  2. Just as you have recognized, such people are just trying to make themselves feel better. They are convincing themselves that the reason their hair hasn't grown, is they don't have "good genes" like you. When in reality, there is some other problem they are not willing to solve. I don't think you should take it personally at all, they are trying hard to convince themselves.

  3. Anything of value takes work. Lookit all that hair!

  4. I've been trying to explain this as well. Mainly to my mom. But genes is always the fall back, even when I can see at least two things they are physically doing to keep them from retaining length. No one wants to take the time to research and change these habits. I've spent numerous hours doing it and it was worth it!

  5. I have been following your blog for some time and I cannot applaud you enough for articulating this very well. People are so disrespectful some time, yes we are blessed with a full head of hair, but lord knows being natural is not just a decision, it is a lifestyle and a commitment. without the diligence and effort, that good hair would just break off! Keep the good work! Love from the UK!

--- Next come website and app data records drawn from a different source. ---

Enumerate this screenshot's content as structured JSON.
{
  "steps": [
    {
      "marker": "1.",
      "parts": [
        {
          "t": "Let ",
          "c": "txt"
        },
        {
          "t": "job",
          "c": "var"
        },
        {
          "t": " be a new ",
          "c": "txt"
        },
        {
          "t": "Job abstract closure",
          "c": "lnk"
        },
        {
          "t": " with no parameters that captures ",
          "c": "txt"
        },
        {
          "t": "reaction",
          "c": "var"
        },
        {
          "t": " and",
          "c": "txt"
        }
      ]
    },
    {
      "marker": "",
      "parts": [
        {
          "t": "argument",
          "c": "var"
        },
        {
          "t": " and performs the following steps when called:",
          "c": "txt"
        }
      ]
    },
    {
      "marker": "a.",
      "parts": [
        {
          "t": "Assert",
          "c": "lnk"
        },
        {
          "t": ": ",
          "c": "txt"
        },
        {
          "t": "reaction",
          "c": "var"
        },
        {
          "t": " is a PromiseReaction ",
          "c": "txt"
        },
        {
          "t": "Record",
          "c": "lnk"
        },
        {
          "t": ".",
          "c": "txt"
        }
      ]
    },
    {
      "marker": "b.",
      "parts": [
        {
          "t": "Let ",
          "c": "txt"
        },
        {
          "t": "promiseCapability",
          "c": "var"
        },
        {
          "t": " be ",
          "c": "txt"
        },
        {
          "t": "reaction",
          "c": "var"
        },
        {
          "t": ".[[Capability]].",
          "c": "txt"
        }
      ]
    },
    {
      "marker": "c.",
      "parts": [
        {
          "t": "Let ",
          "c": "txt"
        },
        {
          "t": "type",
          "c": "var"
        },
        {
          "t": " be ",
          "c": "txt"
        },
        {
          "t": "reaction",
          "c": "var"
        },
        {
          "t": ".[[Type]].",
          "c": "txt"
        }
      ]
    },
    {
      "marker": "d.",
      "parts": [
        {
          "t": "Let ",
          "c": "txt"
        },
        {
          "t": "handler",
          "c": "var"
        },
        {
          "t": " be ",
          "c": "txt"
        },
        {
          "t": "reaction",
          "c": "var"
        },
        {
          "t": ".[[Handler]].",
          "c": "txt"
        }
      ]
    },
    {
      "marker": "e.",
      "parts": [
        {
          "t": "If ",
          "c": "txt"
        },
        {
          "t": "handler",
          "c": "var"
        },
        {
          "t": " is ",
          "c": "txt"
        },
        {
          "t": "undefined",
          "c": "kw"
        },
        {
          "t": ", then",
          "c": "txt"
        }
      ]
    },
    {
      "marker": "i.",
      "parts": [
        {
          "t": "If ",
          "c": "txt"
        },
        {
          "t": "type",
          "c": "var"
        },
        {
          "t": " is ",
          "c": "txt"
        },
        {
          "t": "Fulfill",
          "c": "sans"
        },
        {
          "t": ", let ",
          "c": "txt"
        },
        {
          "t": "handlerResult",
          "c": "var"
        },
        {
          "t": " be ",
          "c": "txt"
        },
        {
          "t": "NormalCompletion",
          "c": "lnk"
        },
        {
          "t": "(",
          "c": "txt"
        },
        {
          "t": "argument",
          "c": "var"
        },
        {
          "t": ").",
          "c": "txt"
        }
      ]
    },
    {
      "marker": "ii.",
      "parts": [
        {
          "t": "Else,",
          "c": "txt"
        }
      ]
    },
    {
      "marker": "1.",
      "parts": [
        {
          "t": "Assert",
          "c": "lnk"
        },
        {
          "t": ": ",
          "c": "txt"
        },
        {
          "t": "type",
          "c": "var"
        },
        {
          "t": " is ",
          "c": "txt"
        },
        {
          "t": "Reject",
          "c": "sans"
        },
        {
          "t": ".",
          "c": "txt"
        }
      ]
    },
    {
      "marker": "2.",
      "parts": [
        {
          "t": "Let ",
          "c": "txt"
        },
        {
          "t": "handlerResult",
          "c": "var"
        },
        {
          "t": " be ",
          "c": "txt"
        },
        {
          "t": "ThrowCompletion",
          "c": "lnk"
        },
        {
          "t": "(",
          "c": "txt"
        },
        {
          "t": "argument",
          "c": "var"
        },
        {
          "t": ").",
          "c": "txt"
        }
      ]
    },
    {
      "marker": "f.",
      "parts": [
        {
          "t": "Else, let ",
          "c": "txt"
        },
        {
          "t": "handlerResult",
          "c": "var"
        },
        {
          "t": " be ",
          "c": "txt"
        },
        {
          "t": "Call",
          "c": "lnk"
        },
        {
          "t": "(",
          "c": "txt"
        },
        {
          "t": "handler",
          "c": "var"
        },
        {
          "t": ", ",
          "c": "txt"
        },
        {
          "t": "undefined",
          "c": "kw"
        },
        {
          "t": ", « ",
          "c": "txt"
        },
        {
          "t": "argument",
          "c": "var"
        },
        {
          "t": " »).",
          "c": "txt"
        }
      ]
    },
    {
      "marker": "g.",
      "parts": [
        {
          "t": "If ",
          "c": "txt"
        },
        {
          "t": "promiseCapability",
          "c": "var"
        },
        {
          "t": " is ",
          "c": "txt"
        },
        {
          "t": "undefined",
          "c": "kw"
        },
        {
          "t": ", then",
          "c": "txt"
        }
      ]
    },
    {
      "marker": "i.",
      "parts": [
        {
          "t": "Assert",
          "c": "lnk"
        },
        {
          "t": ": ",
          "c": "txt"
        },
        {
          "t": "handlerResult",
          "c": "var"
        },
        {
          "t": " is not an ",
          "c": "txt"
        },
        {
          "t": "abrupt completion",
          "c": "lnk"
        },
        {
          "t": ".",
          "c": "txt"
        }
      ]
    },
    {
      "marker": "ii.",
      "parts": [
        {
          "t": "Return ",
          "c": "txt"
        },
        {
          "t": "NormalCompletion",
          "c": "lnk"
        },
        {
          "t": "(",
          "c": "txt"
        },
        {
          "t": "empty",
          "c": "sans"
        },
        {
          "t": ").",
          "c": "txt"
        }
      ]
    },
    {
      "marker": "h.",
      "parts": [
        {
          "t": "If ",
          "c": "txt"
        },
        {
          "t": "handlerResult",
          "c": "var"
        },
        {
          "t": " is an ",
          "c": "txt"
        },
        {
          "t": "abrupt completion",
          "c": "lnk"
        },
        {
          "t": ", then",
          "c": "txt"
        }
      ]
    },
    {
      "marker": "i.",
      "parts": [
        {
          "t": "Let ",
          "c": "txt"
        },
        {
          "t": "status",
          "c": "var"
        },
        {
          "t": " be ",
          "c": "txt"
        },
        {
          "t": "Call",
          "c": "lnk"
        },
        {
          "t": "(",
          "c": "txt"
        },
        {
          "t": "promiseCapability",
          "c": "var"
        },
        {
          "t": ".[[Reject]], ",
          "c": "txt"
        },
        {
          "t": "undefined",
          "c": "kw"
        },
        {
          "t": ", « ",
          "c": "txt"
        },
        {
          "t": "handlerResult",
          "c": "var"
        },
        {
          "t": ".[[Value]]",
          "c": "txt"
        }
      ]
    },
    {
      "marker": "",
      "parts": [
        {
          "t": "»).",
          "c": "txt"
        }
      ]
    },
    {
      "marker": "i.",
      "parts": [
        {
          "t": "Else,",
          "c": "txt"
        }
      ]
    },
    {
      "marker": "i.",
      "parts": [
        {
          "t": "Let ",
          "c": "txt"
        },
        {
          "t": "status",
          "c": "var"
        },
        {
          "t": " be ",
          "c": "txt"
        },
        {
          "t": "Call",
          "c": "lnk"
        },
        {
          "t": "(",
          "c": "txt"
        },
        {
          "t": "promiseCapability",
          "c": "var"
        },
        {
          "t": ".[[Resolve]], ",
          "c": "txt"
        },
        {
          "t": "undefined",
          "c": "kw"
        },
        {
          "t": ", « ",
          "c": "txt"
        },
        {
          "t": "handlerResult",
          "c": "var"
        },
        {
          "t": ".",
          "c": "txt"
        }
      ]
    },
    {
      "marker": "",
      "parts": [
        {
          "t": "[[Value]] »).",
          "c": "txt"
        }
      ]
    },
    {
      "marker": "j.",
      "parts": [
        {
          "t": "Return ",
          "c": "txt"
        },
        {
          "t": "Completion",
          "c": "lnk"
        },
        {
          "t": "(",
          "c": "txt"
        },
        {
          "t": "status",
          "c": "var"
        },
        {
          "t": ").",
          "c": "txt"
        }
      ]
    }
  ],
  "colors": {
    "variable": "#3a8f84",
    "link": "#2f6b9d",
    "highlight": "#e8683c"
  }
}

  6. I love this post. Powerful. Thank you! And you're absolutely right- learning to love the hair you have is a journey, especially given the times that we grew up in.